MEMOIR enables the histories of cells to be recorded in their genomes and then read out using microscopy. Here, MEMOIR cells were variably activated, as seen by the bright cyan nuclear fluorescence in some cells. The cells recorded information in response to this signal with the help of a DNA-editing system called CRISPR. This recorded information was then read out using a technique called seqFISH to visualize certain RNA transcripts in the cells (red dots).
Credit: Elowitz and Cai Labs/Caltech
The Allen Discovery Center for Cell Lineage Tracing
A new collaboration between Caltech, the University of Washington in Seattle, and Harvard University aims to develop new in-cell recording technologies to produce genomic maps of multi-cellular development
Three researchers from Caltech—Michael Elowitz, professor of biology and bioengineering, Howard Hughes Medical Institute Investigator, and executive officer for biological engineering; Long Cai, research professor; and Carlos Lois, research professor—have received funding to create the Allen Discovery Center for Cell Lineage Tracing in collaboration with the University of Washington in Seattle and Harvard University. Support for the establishment of the center comes from the Paul G. Allen Frontiers Group, which will provide $10 million over four years with the potential for $30 million over eight years.
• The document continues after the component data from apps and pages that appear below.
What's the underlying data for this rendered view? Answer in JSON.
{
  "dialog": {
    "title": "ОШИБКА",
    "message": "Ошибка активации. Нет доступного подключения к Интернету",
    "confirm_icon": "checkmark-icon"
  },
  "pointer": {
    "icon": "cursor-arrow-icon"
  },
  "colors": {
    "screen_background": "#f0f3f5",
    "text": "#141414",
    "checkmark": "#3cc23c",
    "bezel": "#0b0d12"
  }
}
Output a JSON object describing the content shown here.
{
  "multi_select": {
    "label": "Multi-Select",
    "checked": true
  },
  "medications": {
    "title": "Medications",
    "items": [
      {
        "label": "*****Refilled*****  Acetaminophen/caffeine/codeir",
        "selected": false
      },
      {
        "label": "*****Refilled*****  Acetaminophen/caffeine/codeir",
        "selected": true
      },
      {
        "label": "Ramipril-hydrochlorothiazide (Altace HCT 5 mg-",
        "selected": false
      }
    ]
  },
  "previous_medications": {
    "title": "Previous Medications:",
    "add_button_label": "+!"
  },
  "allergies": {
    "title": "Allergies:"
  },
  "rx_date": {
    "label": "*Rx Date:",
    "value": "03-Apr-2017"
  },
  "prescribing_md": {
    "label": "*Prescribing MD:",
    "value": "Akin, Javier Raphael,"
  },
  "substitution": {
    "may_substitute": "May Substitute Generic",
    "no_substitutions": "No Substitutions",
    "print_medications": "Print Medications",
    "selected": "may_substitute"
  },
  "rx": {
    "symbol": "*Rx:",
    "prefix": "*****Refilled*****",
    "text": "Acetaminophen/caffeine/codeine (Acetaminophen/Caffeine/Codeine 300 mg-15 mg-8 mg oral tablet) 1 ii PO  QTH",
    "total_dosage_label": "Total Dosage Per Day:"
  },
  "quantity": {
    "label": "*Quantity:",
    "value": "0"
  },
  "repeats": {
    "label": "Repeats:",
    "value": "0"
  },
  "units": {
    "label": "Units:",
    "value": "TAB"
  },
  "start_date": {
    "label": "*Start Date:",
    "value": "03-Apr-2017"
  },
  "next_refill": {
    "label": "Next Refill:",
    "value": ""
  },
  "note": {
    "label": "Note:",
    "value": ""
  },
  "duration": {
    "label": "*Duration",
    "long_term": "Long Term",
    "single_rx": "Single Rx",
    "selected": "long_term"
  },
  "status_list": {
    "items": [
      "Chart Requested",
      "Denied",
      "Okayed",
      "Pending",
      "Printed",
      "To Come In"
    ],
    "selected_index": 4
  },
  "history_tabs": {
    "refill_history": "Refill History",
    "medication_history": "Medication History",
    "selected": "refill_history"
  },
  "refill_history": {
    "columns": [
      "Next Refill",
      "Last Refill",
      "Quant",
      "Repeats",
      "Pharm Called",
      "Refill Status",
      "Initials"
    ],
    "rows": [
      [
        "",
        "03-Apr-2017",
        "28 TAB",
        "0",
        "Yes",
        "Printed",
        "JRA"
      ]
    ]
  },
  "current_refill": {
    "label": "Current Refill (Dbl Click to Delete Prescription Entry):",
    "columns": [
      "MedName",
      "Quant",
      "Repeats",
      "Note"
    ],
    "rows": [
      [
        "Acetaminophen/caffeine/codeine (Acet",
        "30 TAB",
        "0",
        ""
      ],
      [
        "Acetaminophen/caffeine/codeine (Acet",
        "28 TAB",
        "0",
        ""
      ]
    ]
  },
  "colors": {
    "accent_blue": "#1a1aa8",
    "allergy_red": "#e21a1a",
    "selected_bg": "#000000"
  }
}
The goal of the Allen Center will be to use newly developed technologies to create global maps of cellular development, tracing cells as they divide, move, and differentiate throughout an organism’s development, and revealing the relationships between the vast number of diverse cells that make up a single organism.
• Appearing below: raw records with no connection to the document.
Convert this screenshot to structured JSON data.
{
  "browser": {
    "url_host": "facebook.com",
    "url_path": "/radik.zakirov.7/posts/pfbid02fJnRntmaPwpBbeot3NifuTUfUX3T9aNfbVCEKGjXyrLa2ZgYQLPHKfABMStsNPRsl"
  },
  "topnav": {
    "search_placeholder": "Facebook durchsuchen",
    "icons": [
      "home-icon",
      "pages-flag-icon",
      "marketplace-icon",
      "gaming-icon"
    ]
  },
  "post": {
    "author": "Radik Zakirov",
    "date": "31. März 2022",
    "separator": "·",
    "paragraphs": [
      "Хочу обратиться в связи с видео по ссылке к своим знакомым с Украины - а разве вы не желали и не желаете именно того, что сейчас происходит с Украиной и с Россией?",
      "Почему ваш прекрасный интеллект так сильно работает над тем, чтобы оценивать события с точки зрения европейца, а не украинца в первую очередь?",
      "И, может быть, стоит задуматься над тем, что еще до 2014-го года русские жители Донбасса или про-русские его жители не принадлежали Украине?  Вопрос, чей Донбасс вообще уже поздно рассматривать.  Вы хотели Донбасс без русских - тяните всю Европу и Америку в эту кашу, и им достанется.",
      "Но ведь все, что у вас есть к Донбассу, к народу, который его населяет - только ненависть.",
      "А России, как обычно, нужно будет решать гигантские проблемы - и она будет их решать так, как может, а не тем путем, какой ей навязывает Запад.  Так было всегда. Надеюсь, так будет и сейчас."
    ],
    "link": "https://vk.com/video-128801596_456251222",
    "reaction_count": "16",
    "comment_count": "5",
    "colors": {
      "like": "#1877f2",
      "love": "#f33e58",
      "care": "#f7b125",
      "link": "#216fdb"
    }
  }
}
Last year, Elowitz and Cai collaborated on a gene-editing technique called MEMOIR, which allows cells to record information in their own genomes, in a format that can be read out by microscopic imaging.
“The goal is for each cell to be able to tell us its own individual history, including its lineage and the specific molecular events it has experienced during development,” says Elowitz. “To do this, we decided to team up with groups from the University of Washington in Seattle and Harvard University who were developing related technologies, and work together to map lineage and developmental histories of cells.”
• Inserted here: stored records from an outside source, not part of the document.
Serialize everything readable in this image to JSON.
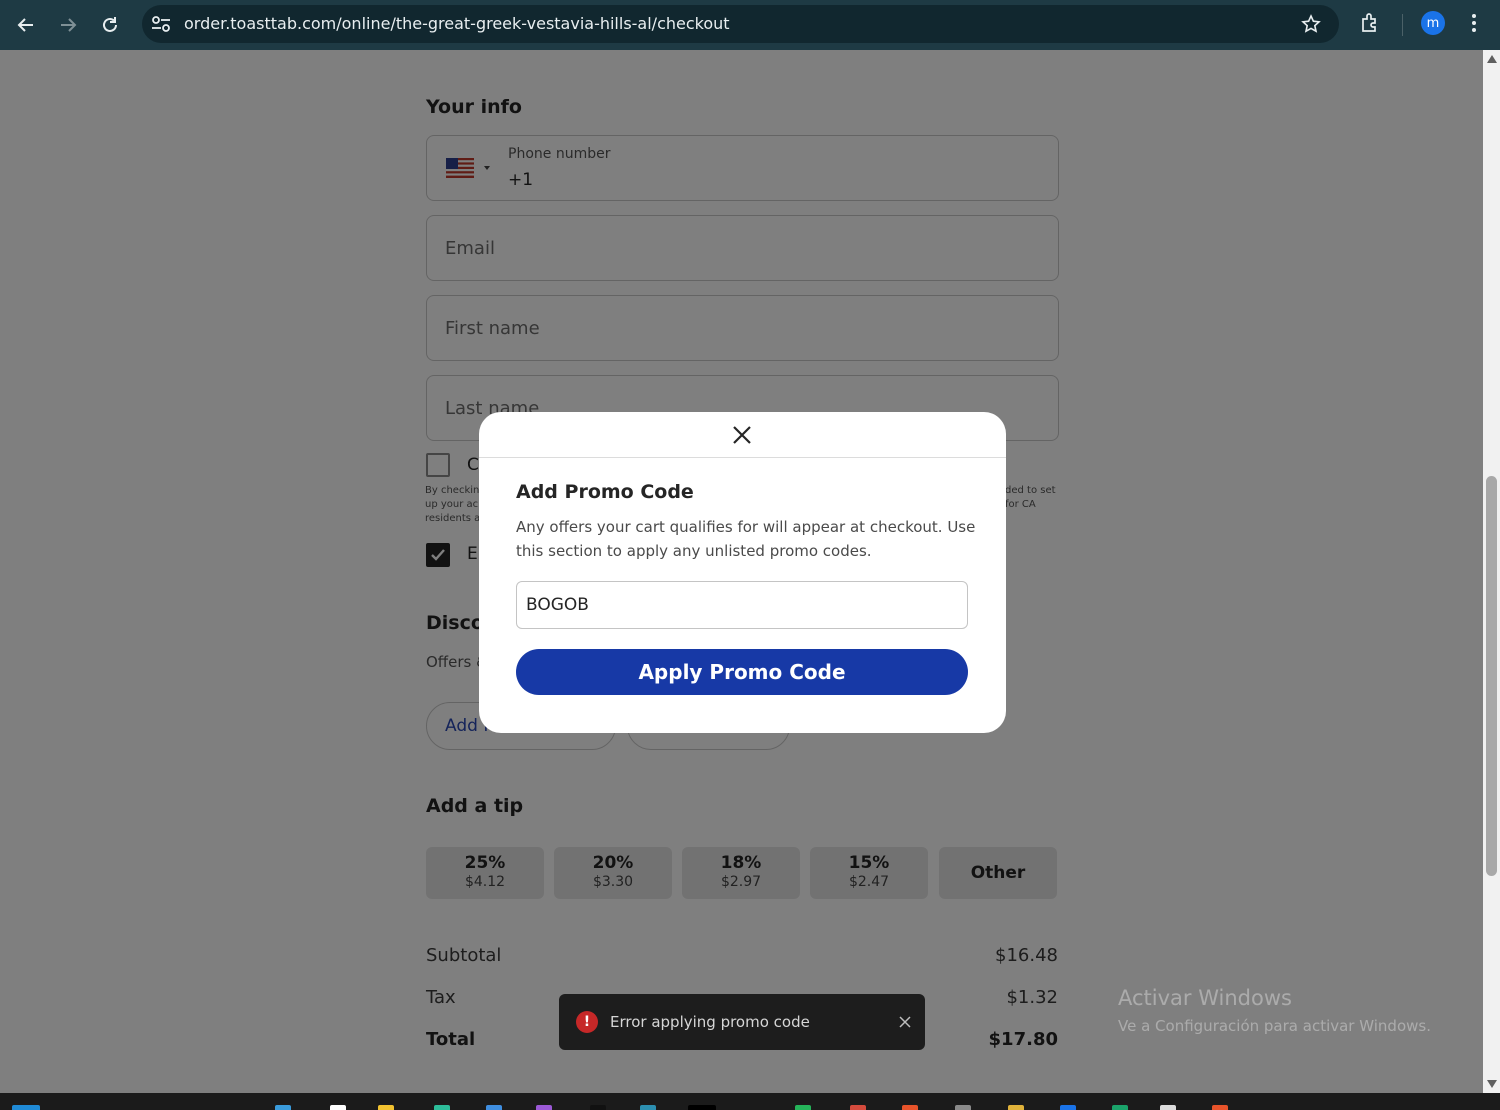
{
  "browser": {
    "url": "order.toasttab.com/online/the-great-greek-vestavia-hills-al/checkout",
    "profile_initial": "m"
  },
  "your_info": {
    "title": "Your info",
    "phone_label": "Phone number",
    "phone_value": "+1",
    "email_placeholder": "Email",
    "first_name_placeholder": "First name",
    "last_name_placeholder": "Last name",
    "opt1_label_partial": "C",
    "opt1_fine_left": [
      "By checkin",
      "up your ac",
      "residents a"
    ],
    "opt1_fine_right": [
      "ded to set",
      "for CA"
    ],
    "opt2_label_partial": "E"
  },
  "discounts": {
    "title_partial": "Disco",
    "subtitle_partial": "Offers &",
    "add_button_partial": "Add P"
  },
  "tip": {
    "title": "Add a tip",
    "options": [
      {
        "pct": "25%",
        "amt": "$4.12"
      },
      {
        "pct": "20%",
        "amt": "$3.30"
      },
      {
        "pct": "18%",
        "amt": "$2.97"
      },
      {
        "pct": "15%",
        "amt": "$2.47"
      },
      {
        "pct": "Other",
        "amt": ""
      }
    ]
  },
  "summary": {
    "subtotal_label": "Subtotal",
    "subtotal_value": "$16.48",
    "tax_label": "Tax",
    "tax_value": "$1.32",
    "total_label": "Total",
    "total_value": "$17.80"
  },
  "modal": {
    "title": "Add Promo Code",
    "description": "Any offers your cart qualifies for will appear at checkout. Use this section to apply any unlisted promo codes.",
    "input_value": "BOGOB",
    "apply_label": "Apply Promo Code"
  },
  "toast": {
    "icon": "!",
    "message": "Error applying promo code"
  },
  "watermark": {
    "line1": "Activar Windows",
    "line2": "Ve a Configuración para activar Windows."
  },
  "colors": {
    "primary": "#1739a6",
    "link": "#2b49b4",
    "error": "#c62828",
    "chrome": "#1e3a44"
  }
}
“One of the fundamental questions in biology is to understand how a single-celled embryo gives rise to a complex animal with hundreds of different cell types organized into highly complex organs and tissues,” says Lois, who will be one of the center’s principal investigators. “A critical step to solving this problem is to be able to track the progeny of cells—that is, their lineage. The funding from the Allen Discovery Center will allow us to develop new methods with which to reconstruct lineage trees over many generations. In addition, we will develop new strategies so that cells can write in their genomes a record of the molecular signals that control their fate. With these methods, the cells will, in a sense, keep a ‘journal’ of what is happening to them, and we will be able to read that journal in the genomes of their progeny many generations later. With this kind of information, we will be able to understand the molecular signals that determine, for example, that a single stem cell will give rise to two daughter cells, with one becoming a neuron that processes visual information while the other processes auditory information.”
“Michael and I had this crazy idea over coffee to use synthetic biology to engineer a circuit to record the ‘memoir’ of a cell,” says Cai, who will also be a principal investigator of the center. “My lab had just gotten a proof-of-principle experiment working to sequentially read out mRNA levels in the cell. So, we thought it would be good to apply that method to read out the recorded ‘bits’ in the cell. That was 2013 and the project has worked beyond our initial conception of the idea. We owe all this to the creativity and the hard work of the people in our labs. The Discovery Center will allow us to answer fundamental questions about cell fate decision-making, which like real life involves many dimensions and is context dependent, by reading out the MEMOIR of those cells.”
Written by Lori Dajose